A groundbreaking deep learning study can label 100,000 MRI scans for cancer and neuro patients in minutes rather than years.
Magnetic Resonance Imaging, or MRI scanning, is crucial to diagnosing a plethora of medical conditions; from cancer to neurological disease.
But accurately labelling each image taken during an examination can be time-consuming, having an impact on how quickly medical staff can correctly identify an illness.
Now researchers at King’s College in London have made a breakthrough in automating the process which means up to 100,000 MRI brain examinations can be labelled in a matter of 30 minutes rather than the years it would take to complete manually.
The research team at the university’s School of Biomedical Engineering and Imaging Sciences had to teach machine learning image recognition systems through so-called "deep learning," which involves multiple algorithms processed through several neural networks.
This was done by training the systems to obtain the labels from radiology reports and correctly assign them to their corresponding MRI examinations.
King's College said the study is the first to enable researchers to label complex MRI datasets at scale, details of which were published in European Radiology.
According to the researchers, deep learning typically requires processing tens of thousands of labelled images in order to achieve the best possible image recognition performance.
Large datasets equal bottlenecks

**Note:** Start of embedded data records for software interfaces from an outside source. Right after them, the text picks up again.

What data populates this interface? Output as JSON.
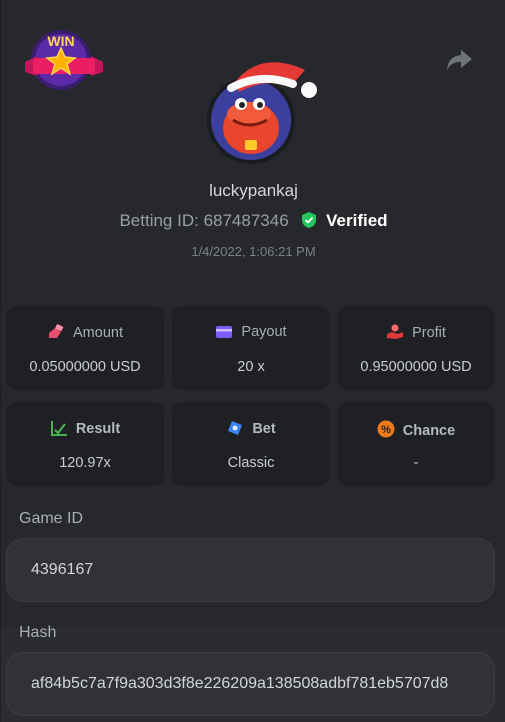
{
  "header": {
    "badge_text": "WIN",
    "username": "luckypankaj",
    "betting_id_label": "Betting ID:",
    "betting_id": "687487346",
    "verified_label": "Verified",
    "timestamp": "1/4/2022, 1:06:21 PM"
  },
  "stats": {
    "amount": {
      "label": "Amount",
      "value": "0.05000000 USD",
      "icon": "money-hand-icon",
      "color": "#e84d6b"
    },
    "payout": {
      "label": "Payout",
      "value": "20 x",
      "icon": "card-icon",
      "color": "#7b5cff"
    },
    "profit": {
      "label": "Profit",
      "value": "0.95000000 USD",
      "icon": "profit-hand-icon",
      "color": "#e03a3a"
    },
    "result": {
      "label": "Result",
      "value": "120.97x",
      "icon": "chart-check-icon",
      "color": "#4caf50"
    },
    "bet": {
      "label": "Bet",
      "value": "Classic",
      "icon": "bet-icon",
      "color": "#3b82f6"
    },
    "chance": {
      "label": "Chance",
      "value": "-",
      "icon": "percent-icon",
      "color": "#f07a1a"
    }
  },
  "game": {
    "game_id_label": "Game ID",
    "game_id": "4396167",
    "hash_label": "Hash",
    "hash": "af84b5c7a7f9a303d3f8e226209a138508adbf781eb5707d8"
  },
  "colors": {
    "verified_green": "#22c55e",
    "card_bg": "#1e2024",
    "panel_bg": "#26282c"
  }
}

But the process represents a bottleneck in the development of deep learning systems for complex image datasets.
"By overcoming this bottleneck, we have massively facilitated future deep learning image recognition tasks and this will almost certainly accelerate the arrival into the clinic of automated brain MRI readers," Dr Tom Booth, a senior author on the study, said.
"The potential for patient benefit through, ultimately, timely diagnosis, is enormous".
He added that the models were evaluated for using both unseen labels as well as images.
"While this might seem obvious, this has been challenging to do in medical imaging because it requires an enormous team of expert radiologists. Fortunately, our team is a perfect synthesis of clinicians and scientists," Booth said.
Dr David Wood, the study’s lead author, said the research builds on recent breakthroughs in natural language processing, which had used huge collections of unlabeled text including all of the English language Wikipedia and (open-access research repository) PubMed Central abstracts and full-text articles.
"In the spirit of open-access science, we have also made our code and models available to other researchers to ensure that as many people benefit from this work as possible," he added.